Speaking to reporters on the sidelines of a cabinet session in Tehran on Wednesday, Brigadier General Hatami highlighted Iran’s “progressing and perpetual” trend in the satellite industry.
The defense minister added that the Islamic Republic is able to put satellites in the 260-kilometer orbit.
Back on February 2, 2009, Iran successfully launched into orbit its first indigenous data-processing satellite, Omid (Hope).
As part of a comprehensive plan to develop its space program, Iran also successfully launched its second satellite, dubbed Rassad (Observation), into the earth’s orbit in June 2011. Rassad’s mission was to take images of the earth and transmit them along with telemetry information to ground stations.
The country’s third domestically-built Navid-e Elm-o Sanat (Harbinger of Science and Industry) satellite was sent into orbit in February 2012.
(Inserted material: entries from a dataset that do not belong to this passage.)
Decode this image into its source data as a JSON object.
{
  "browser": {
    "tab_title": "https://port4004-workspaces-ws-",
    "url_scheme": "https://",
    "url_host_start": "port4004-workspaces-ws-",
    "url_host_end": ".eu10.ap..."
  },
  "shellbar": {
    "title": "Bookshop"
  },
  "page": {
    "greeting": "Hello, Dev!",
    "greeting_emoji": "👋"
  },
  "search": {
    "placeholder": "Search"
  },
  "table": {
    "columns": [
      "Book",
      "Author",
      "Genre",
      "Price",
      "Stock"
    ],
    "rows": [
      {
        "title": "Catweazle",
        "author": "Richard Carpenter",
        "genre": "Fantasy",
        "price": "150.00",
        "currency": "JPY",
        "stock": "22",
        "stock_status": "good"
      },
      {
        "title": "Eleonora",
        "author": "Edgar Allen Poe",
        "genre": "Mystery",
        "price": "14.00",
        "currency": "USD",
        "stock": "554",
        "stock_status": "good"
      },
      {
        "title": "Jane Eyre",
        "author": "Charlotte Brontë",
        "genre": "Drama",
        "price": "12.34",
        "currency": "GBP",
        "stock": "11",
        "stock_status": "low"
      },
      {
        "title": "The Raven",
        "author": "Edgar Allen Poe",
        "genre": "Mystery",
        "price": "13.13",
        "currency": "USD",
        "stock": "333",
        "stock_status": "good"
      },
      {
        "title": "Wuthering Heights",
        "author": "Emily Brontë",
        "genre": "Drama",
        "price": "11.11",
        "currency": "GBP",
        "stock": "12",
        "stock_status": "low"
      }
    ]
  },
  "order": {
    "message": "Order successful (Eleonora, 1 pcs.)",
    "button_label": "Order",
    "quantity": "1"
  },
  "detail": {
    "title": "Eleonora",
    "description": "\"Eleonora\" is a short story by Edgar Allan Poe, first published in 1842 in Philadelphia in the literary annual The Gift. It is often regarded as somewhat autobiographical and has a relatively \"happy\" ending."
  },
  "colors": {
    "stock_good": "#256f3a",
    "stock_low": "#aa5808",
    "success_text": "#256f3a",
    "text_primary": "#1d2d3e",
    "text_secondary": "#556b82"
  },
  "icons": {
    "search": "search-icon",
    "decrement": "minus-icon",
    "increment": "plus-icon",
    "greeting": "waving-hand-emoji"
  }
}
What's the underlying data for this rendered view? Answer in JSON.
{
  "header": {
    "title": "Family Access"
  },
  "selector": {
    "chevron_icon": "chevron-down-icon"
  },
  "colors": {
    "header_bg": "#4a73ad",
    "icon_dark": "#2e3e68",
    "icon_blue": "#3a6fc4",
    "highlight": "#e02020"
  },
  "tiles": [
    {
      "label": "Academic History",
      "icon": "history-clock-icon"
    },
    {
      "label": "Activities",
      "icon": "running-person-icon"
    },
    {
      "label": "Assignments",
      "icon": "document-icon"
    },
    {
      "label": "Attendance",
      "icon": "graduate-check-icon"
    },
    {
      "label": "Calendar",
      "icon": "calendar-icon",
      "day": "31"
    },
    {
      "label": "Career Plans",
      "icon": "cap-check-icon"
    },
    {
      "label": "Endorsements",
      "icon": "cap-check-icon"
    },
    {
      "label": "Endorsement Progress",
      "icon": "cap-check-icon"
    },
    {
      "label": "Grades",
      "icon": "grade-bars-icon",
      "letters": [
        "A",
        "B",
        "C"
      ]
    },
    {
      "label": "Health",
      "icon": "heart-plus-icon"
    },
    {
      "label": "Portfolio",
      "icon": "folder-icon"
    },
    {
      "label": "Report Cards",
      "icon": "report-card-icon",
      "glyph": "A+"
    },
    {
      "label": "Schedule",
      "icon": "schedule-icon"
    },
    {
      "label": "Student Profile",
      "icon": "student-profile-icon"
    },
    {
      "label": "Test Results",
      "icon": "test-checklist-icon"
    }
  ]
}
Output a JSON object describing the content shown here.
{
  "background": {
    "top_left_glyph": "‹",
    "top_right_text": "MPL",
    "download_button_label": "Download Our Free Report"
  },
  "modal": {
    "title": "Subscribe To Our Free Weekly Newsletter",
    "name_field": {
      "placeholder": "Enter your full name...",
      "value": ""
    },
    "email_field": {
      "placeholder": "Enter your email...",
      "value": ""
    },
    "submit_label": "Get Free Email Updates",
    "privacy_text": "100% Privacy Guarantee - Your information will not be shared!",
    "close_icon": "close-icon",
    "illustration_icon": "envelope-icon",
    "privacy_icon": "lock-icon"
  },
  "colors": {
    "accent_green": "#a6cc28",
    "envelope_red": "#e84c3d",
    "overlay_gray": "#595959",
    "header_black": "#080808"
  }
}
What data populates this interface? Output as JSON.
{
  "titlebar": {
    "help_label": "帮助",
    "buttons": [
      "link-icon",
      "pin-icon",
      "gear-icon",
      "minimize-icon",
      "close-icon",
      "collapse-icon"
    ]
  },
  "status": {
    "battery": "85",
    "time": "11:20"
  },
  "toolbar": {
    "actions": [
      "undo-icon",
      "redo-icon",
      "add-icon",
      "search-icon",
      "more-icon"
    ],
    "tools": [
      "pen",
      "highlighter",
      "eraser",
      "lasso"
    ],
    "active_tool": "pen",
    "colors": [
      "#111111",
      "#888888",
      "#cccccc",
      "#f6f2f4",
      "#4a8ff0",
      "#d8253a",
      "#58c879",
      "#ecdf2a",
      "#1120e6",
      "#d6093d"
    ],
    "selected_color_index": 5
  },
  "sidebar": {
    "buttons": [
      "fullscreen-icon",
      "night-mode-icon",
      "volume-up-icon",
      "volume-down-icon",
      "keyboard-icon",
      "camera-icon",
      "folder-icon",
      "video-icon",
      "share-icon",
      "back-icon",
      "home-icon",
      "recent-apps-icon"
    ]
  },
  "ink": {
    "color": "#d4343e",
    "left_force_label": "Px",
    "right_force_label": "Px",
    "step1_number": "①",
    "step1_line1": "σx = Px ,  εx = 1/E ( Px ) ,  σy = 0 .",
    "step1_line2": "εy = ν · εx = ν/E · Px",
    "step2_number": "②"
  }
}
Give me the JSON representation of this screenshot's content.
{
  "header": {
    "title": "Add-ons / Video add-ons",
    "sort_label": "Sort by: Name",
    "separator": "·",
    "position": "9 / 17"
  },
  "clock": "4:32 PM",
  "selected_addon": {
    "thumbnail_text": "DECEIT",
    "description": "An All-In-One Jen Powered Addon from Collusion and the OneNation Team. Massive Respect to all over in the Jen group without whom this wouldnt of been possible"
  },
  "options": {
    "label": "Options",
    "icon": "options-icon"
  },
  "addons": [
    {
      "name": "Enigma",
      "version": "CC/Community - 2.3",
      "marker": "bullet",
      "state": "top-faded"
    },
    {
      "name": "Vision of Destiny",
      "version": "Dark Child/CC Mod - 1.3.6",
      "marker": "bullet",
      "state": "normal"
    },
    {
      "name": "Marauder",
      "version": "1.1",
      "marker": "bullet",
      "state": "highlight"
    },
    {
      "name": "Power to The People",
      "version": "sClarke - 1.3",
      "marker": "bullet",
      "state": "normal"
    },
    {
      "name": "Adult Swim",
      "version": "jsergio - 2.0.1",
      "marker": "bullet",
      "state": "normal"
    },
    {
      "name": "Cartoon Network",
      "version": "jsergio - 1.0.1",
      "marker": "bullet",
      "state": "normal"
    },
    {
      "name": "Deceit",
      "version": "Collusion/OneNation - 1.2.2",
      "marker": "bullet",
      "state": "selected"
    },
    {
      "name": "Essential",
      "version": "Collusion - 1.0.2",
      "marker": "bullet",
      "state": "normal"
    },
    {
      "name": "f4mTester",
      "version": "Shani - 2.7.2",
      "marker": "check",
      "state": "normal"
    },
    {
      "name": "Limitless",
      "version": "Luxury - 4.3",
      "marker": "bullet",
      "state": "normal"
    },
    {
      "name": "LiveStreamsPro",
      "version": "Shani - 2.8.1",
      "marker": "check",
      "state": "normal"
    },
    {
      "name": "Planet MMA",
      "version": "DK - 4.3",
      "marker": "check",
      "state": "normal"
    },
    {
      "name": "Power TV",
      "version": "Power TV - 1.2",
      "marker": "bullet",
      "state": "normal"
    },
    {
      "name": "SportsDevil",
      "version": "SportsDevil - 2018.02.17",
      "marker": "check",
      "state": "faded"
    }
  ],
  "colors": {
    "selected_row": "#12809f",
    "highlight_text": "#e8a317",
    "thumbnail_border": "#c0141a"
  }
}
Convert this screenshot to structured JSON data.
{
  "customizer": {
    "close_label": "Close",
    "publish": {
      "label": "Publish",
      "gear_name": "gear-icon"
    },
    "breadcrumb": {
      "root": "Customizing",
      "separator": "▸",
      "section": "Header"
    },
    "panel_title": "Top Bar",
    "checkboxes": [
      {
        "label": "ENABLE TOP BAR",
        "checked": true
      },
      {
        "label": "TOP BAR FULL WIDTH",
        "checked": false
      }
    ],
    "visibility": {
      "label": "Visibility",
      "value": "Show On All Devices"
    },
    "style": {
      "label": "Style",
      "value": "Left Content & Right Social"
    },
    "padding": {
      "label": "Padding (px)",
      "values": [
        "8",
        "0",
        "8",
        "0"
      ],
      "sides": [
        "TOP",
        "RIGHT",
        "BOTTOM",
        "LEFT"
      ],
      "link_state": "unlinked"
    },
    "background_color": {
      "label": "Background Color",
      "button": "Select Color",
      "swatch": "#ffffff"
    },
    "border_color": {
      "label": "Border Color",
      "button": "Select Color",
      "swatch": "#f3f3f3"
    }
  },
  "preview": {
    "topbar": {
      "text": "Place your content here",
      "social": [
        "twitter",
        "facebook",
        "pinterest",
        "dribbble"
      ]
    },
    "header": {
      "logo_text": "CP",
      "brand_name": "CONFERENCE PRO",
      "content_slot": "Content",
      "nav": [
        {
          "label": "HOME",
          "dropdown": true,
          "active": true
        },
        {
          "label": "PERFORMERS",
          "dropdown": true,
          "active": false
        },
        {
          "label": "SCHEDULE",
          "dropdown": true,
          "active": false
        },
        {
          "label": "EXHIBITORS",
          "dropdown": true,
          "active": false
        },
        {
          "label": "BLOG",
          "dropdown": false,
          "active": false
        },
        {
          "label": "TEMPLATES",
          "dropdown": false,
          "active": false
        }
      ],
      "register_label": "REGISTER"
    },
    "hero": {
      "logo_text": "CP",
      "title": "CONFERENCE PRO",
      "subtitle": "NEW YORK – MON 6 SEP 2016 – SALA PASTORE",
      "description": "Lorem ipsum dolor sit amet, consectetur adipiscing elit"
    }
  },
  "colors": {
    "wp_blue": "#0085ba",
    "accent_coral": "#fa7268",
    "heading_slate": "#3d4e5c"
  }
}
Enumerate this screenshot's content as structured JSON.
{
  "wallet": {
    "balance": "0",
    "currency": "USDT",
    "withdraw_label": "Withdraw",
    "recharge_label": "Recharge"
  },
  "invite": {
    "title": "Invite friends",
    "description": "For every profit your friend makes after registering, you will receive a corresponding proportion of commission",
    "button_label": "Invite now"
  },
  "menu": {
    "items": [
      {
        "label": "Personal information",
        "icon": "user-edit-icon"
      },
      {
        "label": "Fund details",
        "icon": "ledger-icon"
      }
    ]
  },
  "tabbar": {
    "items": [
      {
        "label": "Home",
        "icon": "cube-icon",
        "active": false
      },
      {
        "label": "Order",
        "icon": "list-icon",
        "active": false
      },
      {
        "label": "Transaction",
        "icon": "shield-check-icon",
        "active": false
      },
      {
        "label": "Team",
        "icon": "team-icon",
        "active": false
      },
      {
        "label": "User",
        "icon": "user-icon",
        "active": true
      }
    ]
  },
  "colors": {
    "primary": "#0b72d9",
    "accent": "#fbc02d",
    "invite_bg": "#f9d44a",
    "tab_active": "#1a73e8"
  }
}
In January 2013, Iran sent a monkey into space aboard an indigenous bio-capsule code-named Pishgam (Pioneer).
On Tuesday, Jan. 15, Iran launched a satellite, dubbed Payam, into space. The satellite, however, failed to reach the orbit in the final stage.
Although Payam and its carrier had gone through successful tests, the satellite failed to reach the required speed on detachment from the rocket in the third stage.
Officials say Iran still plans to launch another low Earth orbit satellite, Doosti (Friendship in Persian), in the near future.